Mentions: To directly test the role of caspase phosphorylation in the regulation of apoptosis in intact human neutrophils, we subcloned human procaspase-8 and procaspase-3 into TAT-HA vectors. TAT-HA–tagged caspase-8 exhibited no in vitro activity, probably due to a conformational change, whereas TAT-HA–tagged caspase-3 did. Consequently, we also prepared a TAT-HA–tagged mutated caspase-3 in which serine-150 was replaced with an alanine residue, and this protein was used together with the wild-type TAT-HA–tagged caspase-3. Despite overexposure, we could not detect any phosphorylation of the TAT-tagged mutated caspase-3 (Fig. 6 A). Furthermore, protease activity measurements of wild-type TAT-tagged caspase-3 and mutated TAT-tagged caspase-3 (S150A) revealed that, in contrast to wild type, the activity of the mutated caspase-3 is not modified by the presence of immunoprecipitated active p38-MAPK (Fig. 6 B). In vitro experiments revealed that caspase-3 (S150A) has a lower protease activity than wild-type caspase-3 (unpublished data). For this reason, and also to avoid any misinterpretations due to a difference in the loading of the two TAT-tagged proteins, we studied the effects of p38-MAPK inhibition (SB203580) on apoptosis in primary neutrophils preincubated with either wild-type or mutated caspase-3. The results show that caspase-3 activity is significantly increased by p38-MAPK inhibition in nontreated control cells and cells loaded with wild-type caspase-3, but not mutated caspase-3 (Fig. 6 C). The difference in protease activity between cells loaded with wild-type or mutated caspase-3 and incubated with the p38-MAPK inhibitor SB203580 is even clearer if we subtract the endogenous caspase-3 activity and express the activities as percentage of untreated cells (Fig. 6 D). These data nicely correlate with our findings that p38-MAPK inhibition (SB203580) increased the percentage of apoptotic cells (as revealed by acridine orange and ethidium bromide costaining) if they were preincubated with wild-type caspase-3, but not with the mutated caspase-3 (Fig. 6 E). These observations strongly support the idea that p38-MAPK counteracts neutrophil apoptosis by phosphorylation and inactivation of caspases.

Bottom Line: In in vitro experiments, immunoprecipitated active p38-MAPK phosphorylated and inhibited the activity of the active p20 subunits of caspase-8 and caspase-3.Phosphopeptide mapping revealed that these phosphorylations occurred on serine-364 and serine-150, respectively.Introduction of mutated (S150A), but not wild-type, TAT-tagged caspase-3 into primary neutrophils made the Fas-induced apoptotic response insensitive to p38-MAPK inhibition.

View Article: PubMed Central - PubMed

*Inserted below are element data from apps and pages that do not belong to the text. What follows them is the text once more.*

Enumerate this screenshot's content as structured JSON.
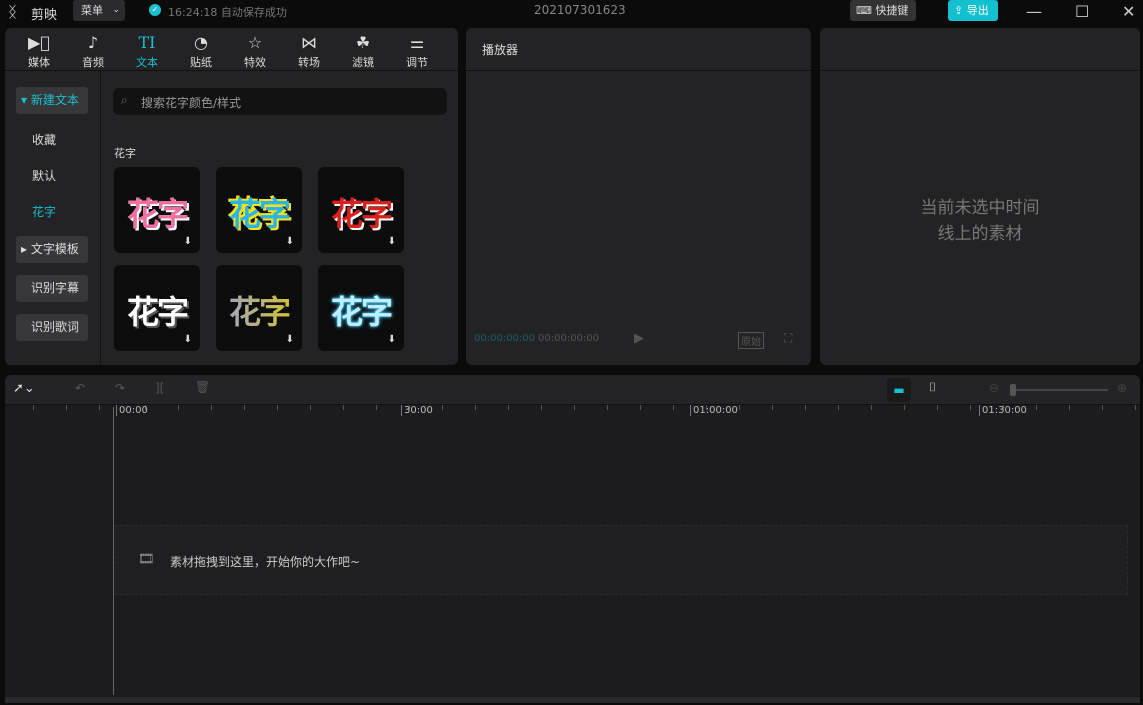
{
  "app": {
    "name": "剪映",
    "menu": "菜单",
    "save_status": "16:24:18 自动保存成功",
    "project": "202107301623",
    "shortcut": "快捷键",
    "export": "导出"
  },
  "tools": [
    {
      "label": "媒体",
      "icon": "media-icon"
    },
    {
      "label": "音频",
      "icon": "audio-icon"
    },
    {
      "label": "文本",
      "icon": "text-icon"
    },
    {
      "label": "贴纸",
      "icon": "sticker-icon"
    },
    {
      "label": "特效",
      "icon": "effects-icon"
    },
    {
      "label": "转场",
      "icon": "transition-icon"
    },
    {
      "label": "滤镜",
      "icon": "filter-icon"
    },
    {
      "label": "调节",
      "icon": "adjust-icon"
    }
  ],
  "sidebar": {
    "new_text": "新建文本",
    "items": [
      "收藏",
      "默认",
      "花字"
    ],
    "template": "文字模板",
    "subtitle": "识别字幕",
    "lyrics": "识别歌词"
  },
  "search": {
    "placeholder": "搜索花字颜色/样式"
  },
  "section_title": "花字",
  "tiles": [
    {
      "text": "花字"
    },
    {
      "text": "花字"
    },
    {
      "text": "花字"
    },
    {
      "text": "花字"
    },
    {
      "text": "花字"
    },
    {
      "text": "花字"
    }
  ],
  "player": {
    "title": "播放器",
    "current": "00:00:00:00",
    "total": "00:00:00:00",
    "ratio": "原始"
  },
  "properties": {
    "empty_line1": "当前未选中时间",
    "empty_line2": "线上的素材"
  },
  "timeline": {
    "ticks": [
      "00:00",
      "30:00",
      "01:00:00",
      "01:30:00"
    ],
    "drop_hint": "素材拖拽到这里，开始你的大作吧~",
    "zoom_level": 0
  }
}
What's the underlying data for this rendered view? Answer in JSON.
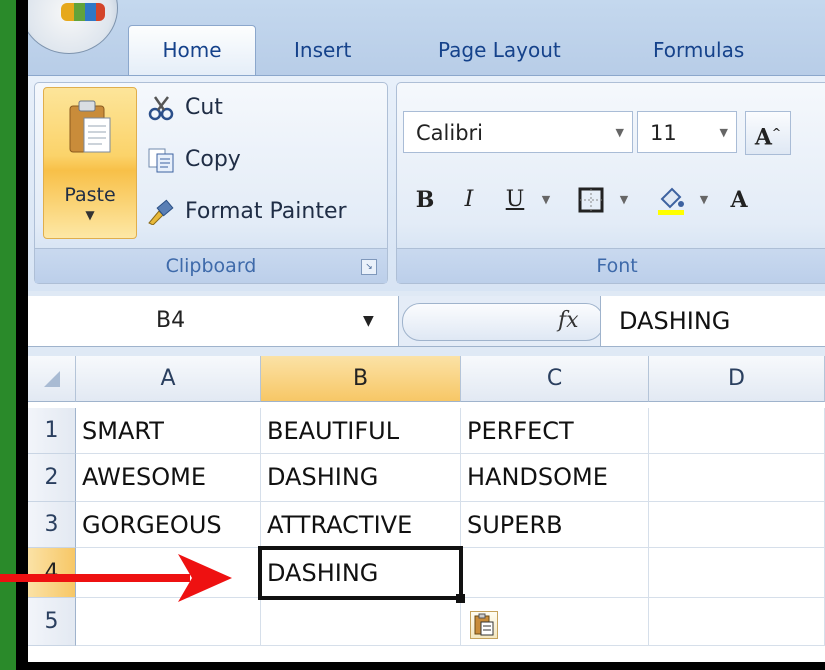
{
  "ribbon_tabs": [
    "Home",
    "Insert",
    "Page Layout",
    "Formulas"
  ],
  "active_tab": "Home",
  "clipboard": {
    "paste_label": "Paste",
    "cut_label": "Cut",
    "copy_label": "Copy",
    "format_painter_label": "Format Painter",
    "group_label": "Clipboard"
  },
  "font": {
    "font_name": "Calibri",
    "font_size": "11",
    "bold": "B",
    "italic": "I",
    "underline": "U",
    "group_label": "Font"
  },
  "formula_bar": {
    "name_box": "B4",
    "fx": "fx",
    "value": "DASHING"
  },
  "grid": {
    "columns": [
      "A",
      "B",
      "C",
      "D"
    ],
    "rows": [
      "1",
      "2",
      "3",
      "4",
      "5"
    ],
    "cells": [
      [
        "SMART",
        "BEAUTIFUL",
        "PERFECT",
        ""
      ],
      [
        "AWESOME",
        "DASHING",
        "HANDSOME",
        ""
      ],
      [
        "GORGEOUS",
        "ATTRACTIVE",
        "SUPERB",
        ""
      ],
      [
        "",
        "DASHING",
        "",
        ""
      ],
      [
        "",
        "",
        "",
        ""
      ]
    ],
    "active_cell": "B4"
  },
  "colors": {
    "frame_green": "#2a8a2a",
    "annotation_arrow": "#ee1111",
    "tab_text": "#15428b",
    "selected_header": "#f7c766"
  }
}
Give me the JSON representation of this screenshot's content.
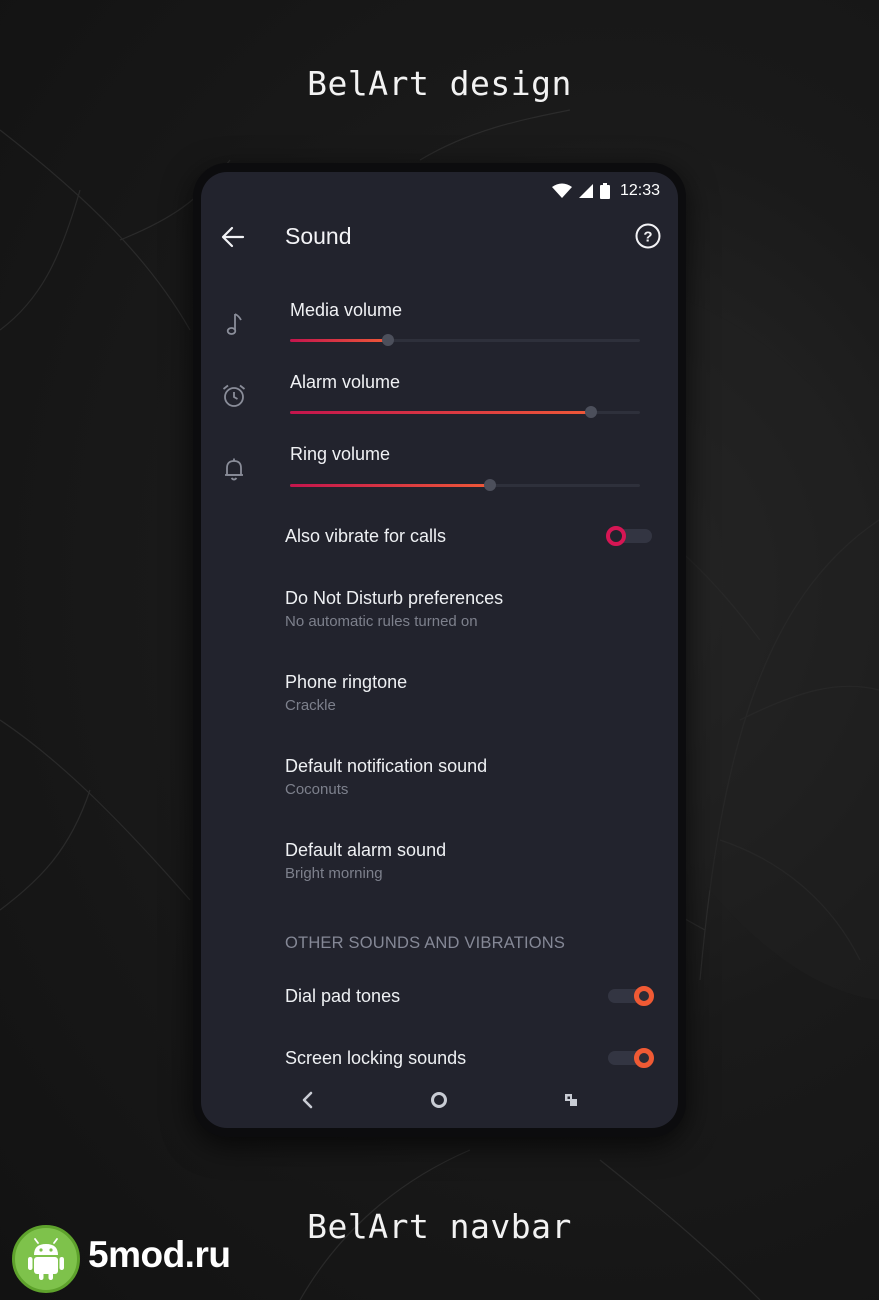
{
  "promo": {
    "top_caption": "BelArt design",
    "bottom_caption": "BelArt navbar"
  },
  "status_bar": {
    "time": "12:33",
    "icons": [
      "wifi-icon",
      "signal-icon",
      "battery-icon"
    ]
  },
  "app_bar": {
    "title": "Sound",
    "back_icon": "arrow-left-icon",
    "help_icon": "help-circle-icon"
  },
  "volumes": [
    {
      "label": "Media volume",
      "icon": "music-note-icon",
      "level": 0.28
    },
    {
      "label": "Alarm volume",
      "icon": "alarm-clock-icon",
      "level": 0.86
    },
    {
      "label": "Ring volume",
      "icon": "bell-icon",
      "level": 0.57
    }
  ],
  "settings": {
    "vibrate_calls": {
      "label": "Also vibrate for calls",
      "enabled": false
    },
    "dnd": {
      "label": "Do Not Disturb preferences",
      "summary": "No automatic rules turned on"
    },
    "ringtone": {
      "label": "Phone ringtone",
      "summary": "Crackle"
    },
    "notification_sound": {
      "label": "Default notification sound",
      "summary": "Coconuts"
    },
    "alarm_sound": {
      "label": "Default alarm sound",
      "summary": "Bright morning"
    }
  },
  "other_section": {
    "header": "OTHER SOUNDS AND VIBRATIONS",
    "dial_pad_tones": {
      "label": "Dial pad tones",
      "enabled": true
    },
    "screen_locking_sounds": {
      "label": "Screen locking sounds",
      "enabled": true
    }
  },
  "navbar": {
    "icons": [
      "back-chevron-icon",
      "home-circle-icon",
      "recents-icon"
    ]
  },
  "watermark": {
    "site": "5mod.ru",
    "icon": "android-icon"
  },
  "colors": {
    "background": "#22232d",
    "accent_start": "#c4154d",
    "accent_end": "#ee5838",
    "toggle_on": "#f05a34",
    "toggle_off": "#d61654"
  }
}
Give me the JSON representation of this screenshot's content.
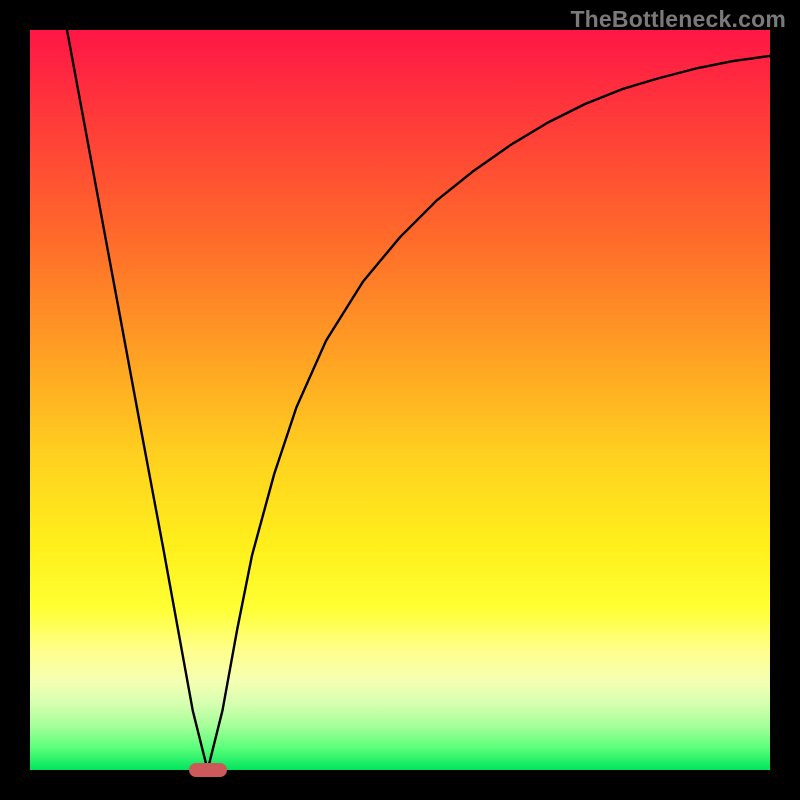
{
  "watermark": "TheBottleneck.com",
  "chart_data": {
    "type": "line",
    "title": "",
    "xlabel": "",
    "ylabel": "",
    "xlim": [
      0,
      100
    ],
    "ylim": [
      0,
      100
    ],
    "grid": false,
    "legend": false,
    "series": [
      {
        "name": "curve",
        "x": [
          5,
          10,
          15,
          18,
          20,
          22,
          24,
          26,
          28,
          30,
          33,
          36,
          40,
          45,
          50,
          55,
          60,
          65,
          70,
          75,
          80,
          85,
          90,
          95,
          100
        ],
        "y": [
          100,
          73,
          46,
          30,
          19,
          8,
          0,
          8,
          19,
          29,
          40,
          49,
          58,
          66,
          72,
          77,
          81,
          84.5,
          87.5,
          90,
          92,
          93.5,
          94.8,
          95.8,
          96.5
        ]
      }
    ],
    "marker": {
      "x": 24,
      "y": 0,
      "color": "#cc5a5a"
    },
    "background_gradient": {
      "top": "#ff1646",
      "mid": "#ffd21f",
      "bottom": "#00e45d"
    }
  }
}
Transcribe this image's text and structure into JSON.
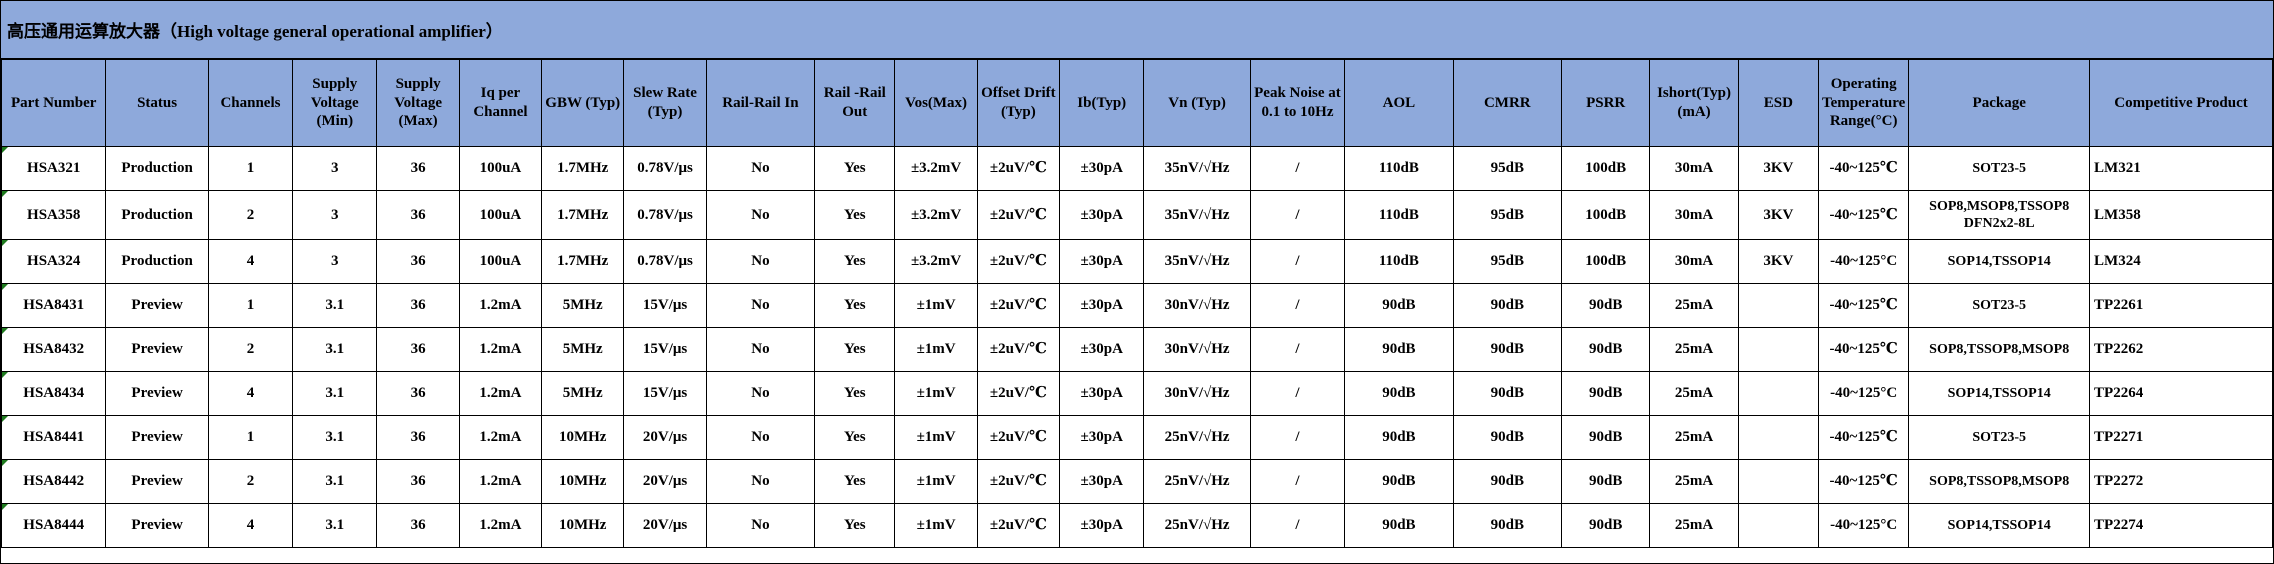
{
  "title": "高压通用运算放大器（High voltage general operational amplifier）",
  "columns": [
    "Part Number",
    "Status",
    "Channels",
    "Supply Voltage (Min)",
    "Supply Voltage (Max)",
    "Iq per Channel",
    "GBW (Typ)",
    "Slew Rate (Typ)",
    "Rail-Rail In",
    "Rail -Rail Out",
    "Vos(Max)",
    "Offset Drift (Typ)",
    "Ib(Typ)",
    "Vn (Typ)",
    "Peak Noise at 0.1 to 10Hz",
    "AOL",
    "CMRR",
    "PSRR",
    "Ishort(Typ)(mA)",
    "ESD",
    "Operating Temperature Range(°C)",
    "Package",
    "Competitive Product"
  ],
  "rows": [
    [
      "HSA321",
      "Production",
      "1",
      "3",
      "36",
      "100uA",
      "1.7MHz",
      "0.78V/μs",
      "No",
      "Yes",
      "±3.2mV",
      "±2uV/℃",
      "±30pA",
      "35nV/√Hz",
      "/",
      "110dB",
      "95dB",
      "100dB",
      "30mA",
      "3KV",
      "-40~125℃",
      "SOT23-5",
      "LM321"
    ],
    [
      "HSA358",
      "Production",
      "2",
      "3",
      "36",
      "100uA",
      "1.7MHz",
      "0.78V/μs",
      "No",
      "Yes",
      "±3.2mV",
      "±2uV/℃",
      "±30pA",
      "35nV/√Hz",
      "/",
      "110dB",
      "95dB",
      "100dB",
      "30mA",
      "3KV",
      "-40~125℃",
      "SOP8,MSOP8,TSSOP8 DFN2x2-8L",
      "LM358"
    ],
    [
      "HSA324",
      "Production",
      "4",
      "3",
      "36",
      "100uA",
      "1.7MHz",
      "0.78V/μs",
      "No",
      "Yes",
      "±3.2mV",
      "±2uV/℃",
      "±30pA",
      "35nV/√Hz",
      "/",
      "110dB",
      "95dB",
      "100dB",
      "30mA",
      "3KV",
      "-40~125°C",
      "SOP14,TSSOP14",
      "LM324"
    ],
    [
      "HSA8431",
      "Preview",
      "1",
      "3.1",
      "36",
      "1.2mA",
      "5MHz",
      "15V/μs",
      "No",
      "Yes",
      "±1mV",
      "±2uV/℃",
      "±30pA",
      "30nV/√Hz",
      "/",
      "90dB",
      "90dB",
      "90dB",
      "25mA",
      "",
      "-40~125℃",
      "SOT23-5",
      "TP2261"
    ],
    [
      "HSA8432",
      "Preview",
      "2",
      "3.1",
      "36",
      "1.2mA",
      "5MHz",
      "15V/μs",
      "No",
      "Yes",
      "±1mV",
      "±2uV/℃",
      "±30pA",
      "30nV/√Hz",
      "/",
      "90dB",
      "90dB",
      "90dB",
      "25mA",
      "",
      "-40~125℃",
      "SOP8,TSSOP8,MSOP8",
      "TP2262"
    ],
    [
      "HSA8434",
      "Preview",
      "4",
      "3.1",
      "36",
      "1.2mA",
      "5MHz",
      "15V/μs",
      "No",
      "Yes",
      "±1mV",
      "±2uV/℃",
      "±30pA",
      "30nV/√Hz",
      "/",
      "90dB",
      "90dB",
      "90dB",
      "25mA",
      "",
      "-40~125°C",
      "SOP14,TSSOP14",
      "TP2264"
    ],
    [
      "HSA8441",
      "Preview",
      "1",
      "3.1",
      "36",
      "1.2mA",
      "10MHz",
      "20V/μs",
      "No",
      "Yes",
      "±1mV",
      "±2uV/℃",
      "±30pA",
      "25nV/√Hz",
      "/",
      "90dB",
      "90dB",
      "90dB",
      "25mA",
      "",
      "-40~125℃",
      "SOT23-5",
      "TP2271"
    ],
    [
      "HSA8442",
      "Preview",
      "2",
      "3.1",
      "36",
      "1.2mA",
      "10MHz",
      "20V/μs",
      "No",
      "Yes",
      "±1mV",
      "±2uV/℃",
      "±30pA",
      "25nV/√Hz",
      "/",
      "90dB",
      "90dB",
      "90dB",
      "25mA",
      "",
      "-40~125℃",
      "SOP8,TSSOP8,MSOP8",
      "TP2272"
    ],
    [
      "HSA8444",
      "Preview",
      "4",
      "3.1",
      "36",
      "1.2mA",
      "10MHz",
      "20V/μs",
      "No",
      "Yes",
      "±1mV",
      "±2uV/℃",
      "±30pA",
      "25nV/√Hz",
      "/",
      "90dB",
      "90dB",
      "90dB",
      "25mA",
      "",
      "-40~125°C",
      "SOP14,TSSOP14",
      "TP2274"
    ]
  ]
}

Affiliation: Division of Experimental Pathology, Lund University, U-MAS, Entrance 78, Floor 3, SE-205 02 Malmö, Sweden. maria.alvarado-kristensson@exppat.mas.lu.se

ABSTRACT
Neutrophil apoptosis occurs both in the bloodstream and in the tissue and is considered essential for the resolution of an inflammatory process. Here, we show that p38-mitogen-activated protein kinase (MAPK) associates to caspase-8 and caspase-3 during neutrophil apoptosis and that p38-MAPK activity, previously shown to be a survival signal in these primary cells, correlates with the levels of caspase-8 and caspase-3 phosphorylation. In in vitro experiments, immunoprecipitated active p38-MAPK phosphorylated and inhibited the activity of the active p20 subunits of caspase-8 and caspase-3. Phosphopeptide mapping revealed that these phosphorylations occurred on serine-364 and serine-150, respectively. Introduction of mutated (S150A), but not wild-type, TAT-tagged caspase-3 into primary neutrophils made the Fas-induced apoptotic response insensitive to p38-MAPK inhibition. Consequently, p38-MAPK can directly phosphorylate and inhibit the activities of caspase-8 and caspase-3 and thereby hinder neutrophil apoptosis, and, in so doing, regulate the inflammatory response.

Show MeSH
Related in: MedlinePlus